A body whose extraordinary side effect is to look pretty awesome, because it’s healthy. Because it’s capable.
But this is now
Take me back to then and a 22 year old me weighed little over a man’s Olympic Barbell. I was lighter than a Woman’s Fran prescribed weight. At my lowest, 23kg to be precise. I was skin and bone. And all I could see was fat and a body that didn’t live up to the standards society had proclaimed as the desired requirements for beauty. Where others could see the outline of my teeth beneath the nearly lifeless skin that covered my face, I saw fat. Where sores appeared from the ever protruding hip bones that exploded against my skin, I saw fat. Where an ounce of self esteem should have lived, I harboured a misconception of myself so grave it almost got me there. And only in the moment where my body had literally eaten through most of my muscle tissue to feed itself, did I began to see the reality of my predicament.

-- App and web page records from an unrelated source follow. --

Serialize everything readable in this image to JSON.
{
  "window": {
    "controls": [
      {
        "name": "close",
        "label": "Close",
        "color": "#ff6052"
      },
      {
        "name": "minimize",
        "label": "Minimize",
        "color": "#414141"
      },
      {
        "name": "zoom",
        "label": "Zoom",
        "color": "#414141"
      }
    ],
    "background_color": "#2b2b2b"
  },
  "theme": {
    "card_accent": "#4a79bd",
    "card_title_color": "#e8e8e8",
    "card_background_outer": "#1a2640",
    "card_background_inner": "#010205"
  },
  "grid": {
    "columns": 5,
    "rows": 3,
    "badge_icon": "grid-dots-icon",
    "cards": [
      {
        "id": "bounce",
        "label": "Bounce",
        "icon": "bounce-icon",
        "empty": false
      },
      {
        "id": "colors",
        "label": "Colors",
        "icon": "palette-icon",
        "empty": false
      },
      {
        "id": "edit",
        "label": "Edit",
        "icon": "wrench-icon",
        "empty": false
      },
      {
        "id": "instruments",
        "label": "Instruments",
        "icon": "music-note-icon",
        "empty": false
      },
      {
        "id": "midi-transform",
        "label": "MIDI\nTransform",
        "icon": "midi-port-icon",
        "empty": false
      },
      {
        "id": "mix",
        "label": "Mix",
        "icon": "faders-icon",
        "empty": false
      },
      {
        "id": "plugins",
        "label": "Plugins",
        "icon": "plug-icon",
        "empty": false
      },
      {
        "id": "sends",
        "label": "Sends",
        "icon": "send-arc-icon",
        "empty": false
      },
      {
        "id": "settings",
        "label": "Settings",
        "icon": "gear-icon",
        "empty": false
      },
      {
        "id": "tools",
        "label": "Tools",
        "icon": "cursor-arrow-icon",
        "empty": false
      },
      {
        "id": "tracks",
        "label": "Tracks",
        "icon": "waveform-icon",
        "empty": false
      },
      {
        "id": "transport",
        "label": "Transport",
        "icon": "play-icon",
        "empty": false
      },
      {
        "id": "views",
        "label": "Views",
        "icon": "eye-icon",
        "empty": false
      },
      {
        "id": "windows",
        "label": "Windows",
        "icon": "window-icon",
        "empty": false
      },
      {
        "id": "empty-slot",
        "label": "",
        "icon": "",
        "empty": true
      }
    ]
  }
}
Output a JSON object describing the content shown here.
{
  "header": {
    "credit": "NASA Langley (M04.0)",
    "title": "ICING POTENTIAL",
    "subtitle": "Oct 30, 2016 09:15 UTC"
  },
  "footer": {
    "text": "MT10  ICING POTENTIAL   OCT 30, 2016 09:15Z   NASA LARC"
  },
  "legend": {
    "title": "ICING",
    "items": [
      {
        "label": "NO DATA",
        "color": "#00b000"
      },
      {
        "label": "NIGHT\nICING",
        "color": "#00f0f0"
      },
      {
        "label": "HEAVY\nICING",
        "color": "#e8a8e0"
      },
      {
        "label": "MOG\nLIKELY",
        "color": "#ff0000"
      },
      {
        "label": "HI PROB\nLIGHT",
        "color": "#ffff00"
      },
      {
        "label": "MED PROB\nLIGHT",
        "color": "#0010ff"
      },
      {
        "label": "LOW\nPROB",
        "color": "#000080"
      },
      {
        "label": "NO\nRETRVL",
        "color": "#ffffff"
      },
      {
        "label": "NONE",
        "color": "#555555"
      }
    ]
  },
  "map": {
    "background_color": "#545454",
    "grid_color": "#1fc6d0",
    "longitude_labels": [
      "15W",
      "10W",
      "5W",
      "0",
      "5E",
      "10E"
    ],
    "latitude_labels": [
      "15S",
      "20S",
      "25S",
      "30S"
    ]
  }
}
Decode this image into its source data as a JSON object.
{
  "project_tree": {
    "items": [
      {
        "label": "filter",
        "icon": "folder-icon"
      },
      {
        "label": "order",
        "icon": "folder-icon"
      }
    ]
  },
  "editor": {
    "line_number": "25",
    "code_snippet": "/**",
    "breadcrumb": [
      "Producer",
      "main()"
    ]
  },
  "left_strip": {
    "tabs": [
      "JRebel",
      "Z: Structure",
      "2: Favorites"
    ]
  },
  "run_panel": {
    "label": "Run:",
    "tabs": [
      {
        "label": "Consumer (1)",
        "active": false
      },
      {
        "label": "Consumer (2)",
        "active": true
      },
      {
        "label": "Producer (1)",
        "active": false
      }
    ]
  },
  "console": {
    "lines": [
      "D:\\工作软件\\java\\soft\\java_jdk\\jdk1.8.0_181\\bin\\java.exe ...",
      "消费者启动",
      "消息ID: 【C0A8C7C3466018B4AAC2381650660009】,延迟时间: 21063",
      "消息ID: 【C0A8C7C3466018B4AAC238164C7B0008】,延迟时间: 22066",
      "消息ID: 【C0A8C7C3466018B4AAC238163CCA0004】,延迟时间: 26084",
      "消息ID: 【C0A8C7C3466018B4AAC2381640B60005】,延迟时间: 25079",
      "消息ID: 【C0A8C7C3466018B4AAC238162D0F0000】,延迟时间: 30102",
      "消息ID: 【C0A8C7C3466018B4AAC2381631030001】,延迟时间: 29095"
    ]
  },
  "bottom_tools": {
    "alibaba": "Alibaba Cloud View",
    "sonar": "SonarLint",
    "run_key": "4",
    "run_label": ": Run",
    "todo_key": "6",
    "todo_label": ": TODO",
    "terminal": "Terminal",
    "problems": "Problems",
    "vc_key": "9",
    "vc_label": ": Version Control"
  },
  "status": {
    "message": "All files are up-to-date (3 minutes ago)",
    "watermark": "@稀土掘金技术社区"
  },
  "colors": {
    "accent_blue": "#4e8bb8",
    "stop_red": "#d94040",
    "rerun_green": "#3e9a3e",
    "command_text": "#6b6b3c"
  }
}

I was a 22 year old anorexic
I was driven by the insatiable need to win against a scale which provided a scant illusion of victory when its numbers went down. I was dying and I had gotten there all by myself.
And now? No one can see what once was. From the outside, I have rebuilt the muscle tissue, regained my cheeks and those hip bones never found their way back to tear through my skin. On the inside, I’m a work in progress and CrossFit has been my greatest ally in my journey of self-acceptance and recovery. Through CrossFit I have focused on improving what I can do, I have discovered I have it in me to do things I never even dreamed were possible for me and I know that there is more of me to improve.
I’ve worked hard to get where I am. To feel comfortable in my own skin. To accept that no matter how my body looks, the most important thing is to take care of it and make it better every single day. That capacity achieved through hard work and perseverance greatly overrides the physical stereotypes imposed by society.
I became a part of a new archetype for beauty
Beauty created by the media, a new typification for beautiful and it says: “Strong is the New Skinny”.
It dawns on me that although we’re professing people should be healthy through strength, we’ve gotten right back to where we started. Granted having a strong looking body generally implies taking care of it, but the truth is any physical obsession drives us to harm our bodies in detriment of what media culture deems attractive for that precise moment in time. Overtraining, over supplementing, under eating can all lead to the same fate as anorexia.
Being proud of who we are is knowing that what’s right about our bodies isn’t the fact that they look strong. What’s right about our bodies is all they can do. What we should appreciate and value in ourselves is what we can achieve and everything we work to improve.
The new sexy, the new skinny, the new beautiful stems from exactly the same thing it always should have: self confidence.
Society doesn’t make it easy to embrace our bodies and love the way we look. Self confidence is something that eludes most women because we have become so focused on shape that we don’t give capacity it’s true value. We forget that our bodies allow us to live and the better we take care of them, the better they will work for us. Our bodies give us power. Power over our routines, life’s challenges and the extraordinary power to give life. Our focus shouldn’t be on looking strong, it should be on being strong and getting stronger as women every single day.
Our focus as women who believe in themselves is “A Better Beautiful”. A Beauty defined by striving to be better every single day
So here’s to the women who look in the mirror everyday and find a way to feel proud. Who find a way to silence the little vicious voice we all have inside to break our confidence. Here is to the women who look at themselves and see the beauty of what they can do, what they have achieved. Here’s to the women to work towards making there bodies better every single day. Here’´s to the women who won’t compromise their capacity in detriment of some trend that defined the standards by which our bodies are aesthetically pleasing. Here’s to the women who see “a better beautiful” as a statement of capacity and not a norm of measurements by which beauty is defined.
Here’s to the women who lift weights, their kids, their families and above all each other.